At least a few thousand votes remain to be counted from Tuesday's city election. That will happen on April 17 and 18.
Nearly 2,000 questioned ballots were cast, and will have to be verified before they are tallied. Questioned ballots include those cast by voters whose names weren't on precinct rolls, for example, if they voted outside their home precincts or had moved to a new precinct.
An undetermined number of absentee votes cast by mail and postmarked by Election Day are continuing to arrive and also will be counted, along with ballots of early voters who voted in person from last Friday through Monday, officials with the city clerk's office said.
Those late-counted votes shouldn't change the outcome of the mayor's race, but Proposition 6, a $1.3 million public transit bond, is passing by only two votes -- 25,857 yes to 25,855 no. In addition, Jeannie Mackie leads Mia Costello by only 360 votes in their race for School Board Seat B.
Dan Sullivan and Eric Croft set off Wednesday morning on a month-long drive to a runoff election finish, with the keys to the Anchorage mayor's office going to the winner.
Sullivan outdistanced 14 other candidates at Tuesday's election but came up less than 2 percent shy of the 45 percent plurality he needed to win without a runoff. Croft finished second, but with fewer than half as many votes as Sullivan, and will have to draw on voters who supported others if he hopes to turn the tables at the May 5 runoff.
The next leg of the mayor's race takes place in a town where many voters seem uneasy about rising property taxes and worried that a gut-shot national economy may threaten Anchorage's vitality.
Five of eight bond propositions failed Tuesday, including two school bonds totalling nearly $100 million, and 60 percent of voters passed an initiative that aims to tighten the limit on property taxes.
City races in Anchorage are non-partisan by law, but the runoff matches Croft, a 44-year-old Democratic former state representative, against Sullivan, 57, a Republican former three-term Assemblyman.

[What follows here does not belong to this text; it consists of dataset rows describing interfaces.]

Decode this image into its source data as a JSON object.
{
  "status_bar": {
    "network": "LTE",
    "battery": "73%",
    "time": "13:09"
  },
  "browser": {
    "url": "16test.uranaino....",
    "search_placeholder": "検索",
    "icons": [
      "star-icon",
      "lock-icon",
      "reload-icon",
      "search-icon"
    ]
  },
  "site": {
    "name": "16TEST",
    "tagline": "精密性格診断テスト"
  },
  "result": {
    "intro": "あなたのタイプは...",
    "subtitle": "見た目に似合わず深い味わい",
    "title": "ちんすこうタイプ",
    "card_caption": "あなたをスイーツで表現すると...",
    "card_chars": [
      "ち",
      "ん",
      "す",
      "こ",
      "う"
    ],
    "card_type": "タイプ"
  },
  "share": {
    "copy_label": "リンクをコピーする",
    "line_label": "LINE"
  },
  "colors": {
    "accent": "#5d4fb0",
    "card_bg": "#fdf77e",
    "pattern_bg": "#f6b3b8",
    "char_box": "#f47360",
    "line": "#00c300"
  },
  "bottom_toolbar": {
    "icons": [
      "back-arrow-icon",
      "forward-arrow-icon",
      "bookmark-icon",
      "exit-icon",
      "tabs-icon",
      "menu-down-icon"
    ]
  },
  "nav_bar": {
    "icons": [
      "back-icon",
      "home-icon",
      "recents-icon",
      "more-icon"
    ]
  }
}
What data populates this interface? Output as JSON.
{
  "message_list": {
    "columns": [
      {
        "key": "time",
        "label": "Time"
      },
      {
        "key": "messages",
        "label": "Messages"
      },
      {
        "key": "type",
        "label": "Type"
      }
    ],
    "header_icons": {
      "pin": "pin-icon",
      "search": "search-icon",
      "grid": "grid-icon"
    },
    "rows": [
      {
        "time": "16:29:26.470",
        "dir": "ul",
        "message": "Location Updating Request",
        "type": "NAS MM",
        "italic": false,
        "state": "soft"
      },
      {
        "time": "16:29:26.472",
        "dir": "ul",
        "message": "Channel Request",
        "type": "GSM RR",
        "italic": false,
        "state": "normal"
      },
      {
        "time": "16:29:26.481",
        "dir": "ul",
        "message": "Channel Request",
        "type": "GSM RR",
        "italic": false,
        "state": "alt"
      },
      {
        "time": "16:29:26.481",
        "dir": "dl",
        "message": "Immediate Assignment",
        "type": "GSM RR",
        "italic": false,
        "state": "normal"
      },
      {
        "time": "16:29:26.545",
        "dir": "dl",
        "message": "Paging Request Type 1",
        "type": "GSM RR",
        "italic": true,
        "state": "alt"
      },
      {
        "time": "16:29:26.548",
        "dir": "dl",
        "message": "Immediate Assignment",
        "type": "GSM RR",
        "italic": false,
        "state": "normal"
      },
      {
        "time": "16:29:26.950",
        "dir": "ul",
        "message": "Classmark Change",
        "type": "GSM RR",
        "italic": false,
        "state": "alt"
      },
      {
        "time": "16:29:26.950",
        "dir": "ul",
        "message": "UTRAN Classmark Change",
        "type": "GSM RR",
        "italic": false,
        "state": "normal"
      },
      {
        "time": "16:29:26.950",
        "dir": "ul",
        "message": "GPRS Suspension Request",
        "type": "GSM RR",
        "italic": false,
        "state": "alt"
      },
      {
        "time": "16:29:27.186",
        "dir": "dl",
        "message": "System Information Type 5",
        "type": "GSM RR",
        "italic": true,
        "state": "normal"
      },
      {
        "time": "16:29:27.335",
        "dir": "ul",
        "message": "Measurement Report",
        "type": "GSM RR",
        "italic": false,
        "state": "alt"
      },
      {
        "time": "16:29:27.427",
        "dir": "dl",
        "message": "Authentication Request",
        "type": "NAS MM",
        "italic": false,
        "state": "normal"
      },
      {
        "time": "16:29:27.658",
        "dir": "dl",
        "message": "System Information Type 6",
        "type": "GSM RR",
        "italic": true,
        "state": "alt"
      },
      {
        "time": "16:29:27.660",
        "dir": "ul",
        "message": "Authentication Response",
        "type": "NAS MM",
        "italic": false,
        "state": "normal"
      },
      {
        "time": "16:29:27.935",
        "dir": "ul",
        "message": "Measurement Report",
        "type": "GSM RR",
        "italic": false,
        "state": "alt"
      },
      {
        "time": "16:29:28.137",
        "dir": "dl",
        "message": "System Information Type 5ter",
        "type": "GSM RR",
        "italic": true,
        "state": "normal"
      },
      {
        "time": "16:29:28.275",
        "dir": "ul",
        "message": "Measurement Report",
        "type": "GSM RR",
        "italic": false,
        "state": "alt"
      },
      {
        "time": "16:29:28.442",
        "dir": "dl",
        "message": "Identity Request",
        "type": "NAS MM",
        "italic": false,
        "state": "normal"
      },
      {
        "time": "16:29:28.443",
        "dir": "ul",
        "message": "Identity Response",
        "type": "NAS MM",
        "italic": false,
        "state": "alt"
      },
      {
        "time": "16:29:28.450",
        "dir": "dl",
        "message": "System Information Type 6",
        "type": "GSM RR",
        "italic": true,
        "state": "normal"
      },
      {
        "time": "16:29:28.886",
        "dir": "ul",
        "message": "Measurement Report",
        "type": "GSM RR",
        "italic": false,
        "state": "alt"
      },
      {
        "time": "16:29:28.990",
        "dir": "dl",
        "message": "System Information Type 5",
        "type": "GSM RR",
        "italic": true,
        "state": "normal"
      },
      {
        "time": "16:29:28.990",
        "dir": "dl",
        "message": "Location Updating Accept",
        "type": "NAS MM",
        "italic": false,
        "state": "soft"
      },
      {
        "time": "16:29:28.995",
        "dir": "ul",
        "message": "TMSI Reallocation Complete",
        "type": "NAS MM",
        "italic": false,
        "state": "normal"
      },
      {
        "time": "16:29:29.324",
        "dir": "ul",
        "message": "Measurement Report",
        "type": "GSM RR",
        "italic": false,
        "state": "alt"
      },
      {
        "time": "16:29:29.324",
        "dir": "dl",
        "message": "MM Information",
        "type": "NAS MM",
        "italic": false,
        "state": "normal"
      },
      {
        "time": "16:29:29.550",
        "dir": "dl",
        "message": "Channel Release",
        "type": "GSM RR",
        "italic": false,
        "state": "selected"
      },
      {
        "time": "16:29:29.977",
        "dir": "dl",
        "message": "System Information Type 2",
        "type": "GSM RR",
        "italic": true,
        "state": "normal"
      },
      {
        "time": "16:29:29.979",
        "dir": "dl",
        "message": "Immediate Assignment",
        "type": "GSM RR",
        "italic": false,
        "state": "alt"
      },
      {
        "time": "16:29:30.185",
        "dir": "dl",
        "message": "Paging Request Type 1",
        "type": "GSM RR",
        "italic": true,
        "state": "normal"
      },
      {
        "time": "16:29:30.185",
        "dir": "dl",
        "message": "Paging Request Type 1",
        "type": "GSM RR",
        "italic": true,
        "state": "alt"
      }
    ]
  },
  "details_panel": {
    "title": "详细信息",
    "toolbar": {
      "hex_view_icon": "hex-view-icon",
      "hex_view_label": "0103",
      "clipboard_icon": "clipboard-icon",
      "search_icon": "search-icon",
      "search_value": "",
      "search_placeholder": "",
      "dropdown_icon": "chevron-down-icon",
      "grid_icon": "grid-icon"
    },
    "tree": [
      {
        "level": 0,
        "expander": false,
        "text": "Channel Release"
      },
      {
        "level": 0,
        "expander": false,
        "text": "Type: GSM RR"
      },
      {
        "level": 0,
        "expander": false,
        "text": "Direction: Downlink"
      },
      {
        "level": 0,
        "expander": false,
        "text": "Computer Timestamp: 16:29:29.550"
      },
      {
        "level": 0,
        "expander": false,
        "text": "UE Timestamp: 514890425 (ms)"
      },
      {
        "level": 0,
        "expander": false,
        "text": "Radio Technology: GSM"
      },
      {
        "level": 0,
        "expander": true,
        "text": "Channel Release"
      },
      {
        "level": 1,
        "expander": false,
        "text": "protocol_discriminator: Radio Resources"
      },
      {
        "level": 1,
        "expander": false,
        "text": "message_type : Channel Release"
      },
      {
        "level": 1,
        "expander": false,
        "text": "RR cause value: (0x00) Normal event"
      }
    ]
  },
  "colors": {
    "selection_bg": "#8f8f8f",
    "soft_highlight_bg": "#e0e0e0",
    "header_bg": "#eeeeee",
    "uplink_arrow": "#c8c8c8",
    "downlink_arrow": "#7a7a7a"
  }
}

Sullivan is touting his familiarity with city issues and government, and he's positioning himself as a conservative tax cutter.
Croft is pounding Sullivan on sales taxes and says his opponent held down the most conservative end of the 15-candidate field in a voter climate that "should have been a perfect storm for him."
"It's significant that 57 percent of Anchorage wanted someone else," Croft said.
The sales tax issue became a focal point of campaigns in the days before Tuesday's vote.
Sullivan had advocated a sales tax that would reduce property taxes on a dollar-for-dollar basis. But he changed that stance at the end, saying he now supports a sales tax only if it completely replaces property taxes.
Replacing the $400 million-plus in property taxes for city and school services would mean a sales tax of 10 to 12 percent, Croft said Wednesday, citing a study for the Assembly a few years ago that said a 3 percent tax would raise $90 million.
"Who really wins off of that is the wealthiest homes, but more importantly the biggest corporate landowners," Croft said. "Ordinary homeowners, two kids and a mortgage, do very poorly because they pay a tremendous amount more in sales tax than they would have in property tax."
Sullivan labeled Croft's latest shot "a complete distortion."
"What I have said all along is what I want to do is reduce property taxes," Sullivan said, and he's now convinced that voters so distrust government that the only way they would consider adding a sales tax "is one that would replace property taxes 100 percent.
"Now, is that my preferred method? No."
The question is academic in any case, Sullivan said, because any new tax would require a 60 percent voter approval, which he described as an insurmountable hurdle.
Sullivan said he thinks voters will end up choosing the candidate they believe is best suited in experience and abilities to run the business of city government.
"They're going to look at the candidate's records as elected officials in addition to their private sector resumes, and see who actually has a record of fighting for the property tax payers, saying no to spending," he said.
Both candidates are hitting the fundraising trail too.
Sullivan said he ended the first stage of the race with about $100,000 left over, and Croft, who had collected a total of about $250,000 by election day, reported a surplus of $37,500 in a campaign report filed last week.
Croft said he now plans to call for support from people who donated to four candidates for mayor who lost Tuesday -- Assemblywoman Sheila Selkregg, Acting Mayor Matt Claman, former police chief Walt Monegan and retired cop Paul Honeman.
Sullivan, who raised a total of about $363,000 in an 18-month campaign, said he's confident he'll be able to draw on donors who contributed in 2008 but haven't given to him yet this year.
Find Don Hunter at adn.com/contact/dhunter or call 257-4582.